4

Say you're performing an exercise which forces you to have proper form and a certain degree of flexibility to perform correctly. For example, pistol/overhead/front squats. If I emphasize heavily on preserving proper form (full range of motion, no 'going around the joints' etc.) as I progress towards a heavier load, will that range of motion "cement" itself?

I ask because stretching is, to my experience, very temporal. It works well as a drill before exercise, but, stretching alone hasn't got me far. And I am desperate for some flexibility.

As a follow up: I am contemplating the idea of stretching for a long time all muscles and simply do some deep front squats etc. to really mobilize that form. Up until now, I have done with mediocre form (to parallel) and it has become like a barrier that I cannot pass. Even for light weight.

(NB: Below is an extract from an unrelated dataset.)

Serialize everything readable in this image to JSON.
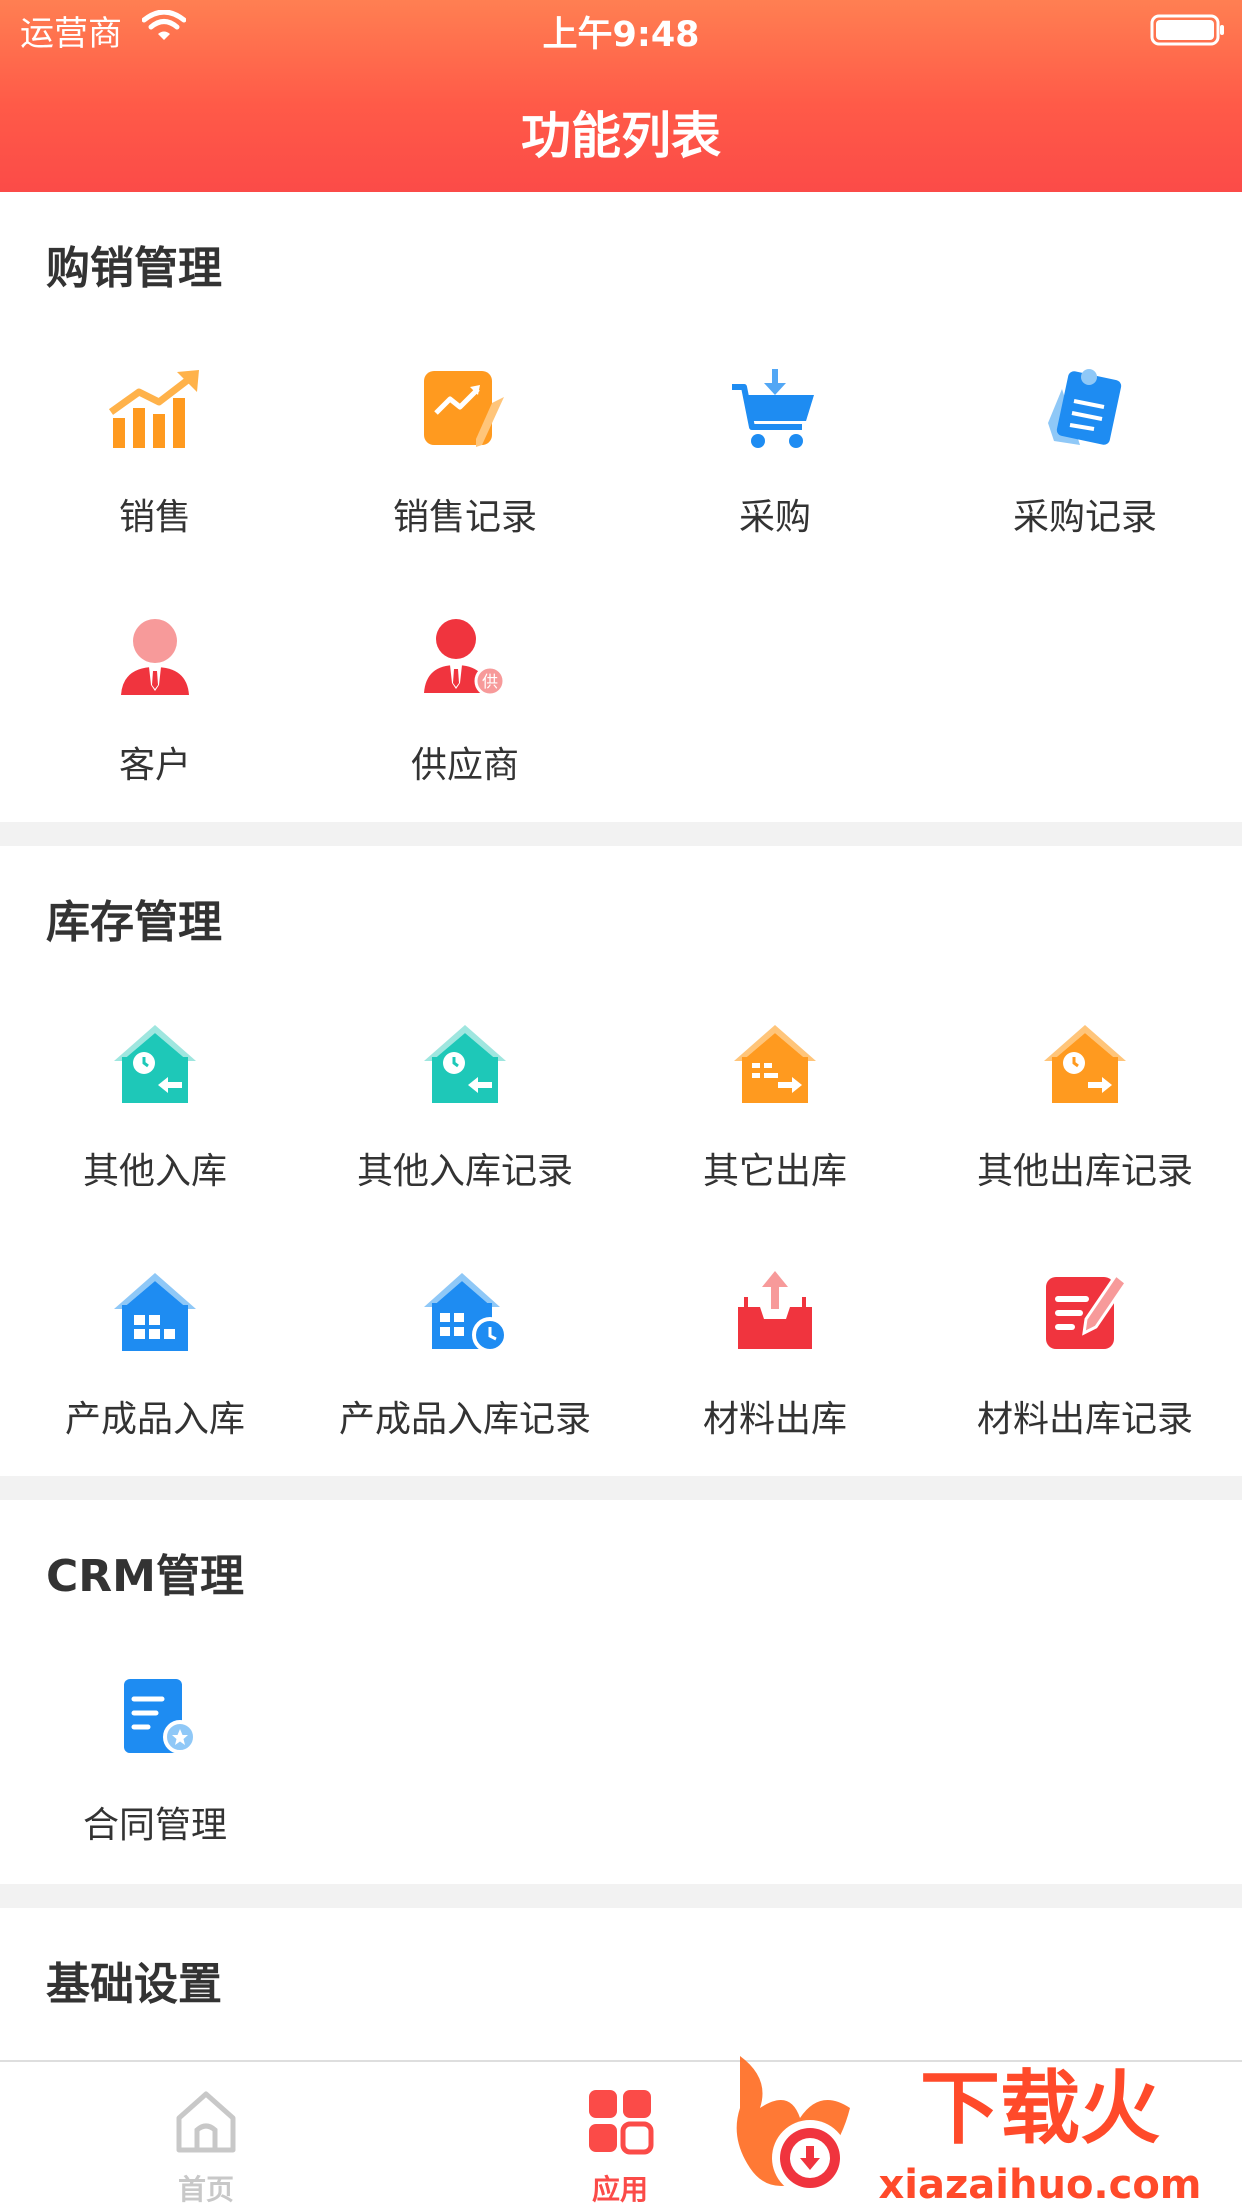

  • What kind of stretching are you doing before exercise? – JohnP Sep 30 '15 at 20:27
  • With the use of resistance bands I stretch ankles, calves, heel cord, hip flexors and ending with a third world squat. 15-20 minutes. – EricAm Sep 30 '15 at 20:48
  • Static stretching before exercise has been proven to negatively impact performance. Dynamic before, static after. – JohnP Sep 30 '15 at 20:56
  • I don't negate that, but I need to open up the hips, spine etc. to maintain a good and stable form. Usually I stretch throughout the day but muscles are stiff as springs. – EricAm Sep 30 '15 at 21:22
  • 1
    Dynamic stretching will do that, and won't negatively impact strength for your subsequent workout. :) – JohnP Sep 30 '15 at 22:25
1

No it won't cement itself. Mobility is very much a "use it or lose it" addition to your strength arsenal. As you say stretching is temporal. So is mobility.

For overhead stuff say you do shoulder dis-locators, for example, then when you're done working out, say 3 days later, you haven't done any more mobility stuff. You will lose that mobility and need to warm up (mobility wise) to get back in the swing of things. Keep at it!

However, the motion of the movement would cement itself. It's called muscle memory. This also supports the reasoning behind: When you take a break and get back into the same sport, you will get the strength gains back quicker than if you had never played before. This is because your body remembers the pattern of movements and can therefore apply them quicker.

| improve this answer | |

Your Answer

By clicking “Post Your Answer”, you agree to our terms of service, privacy policy and cookie policy

Not the answer you're looking for? Browse other questions tagged or ask your own question.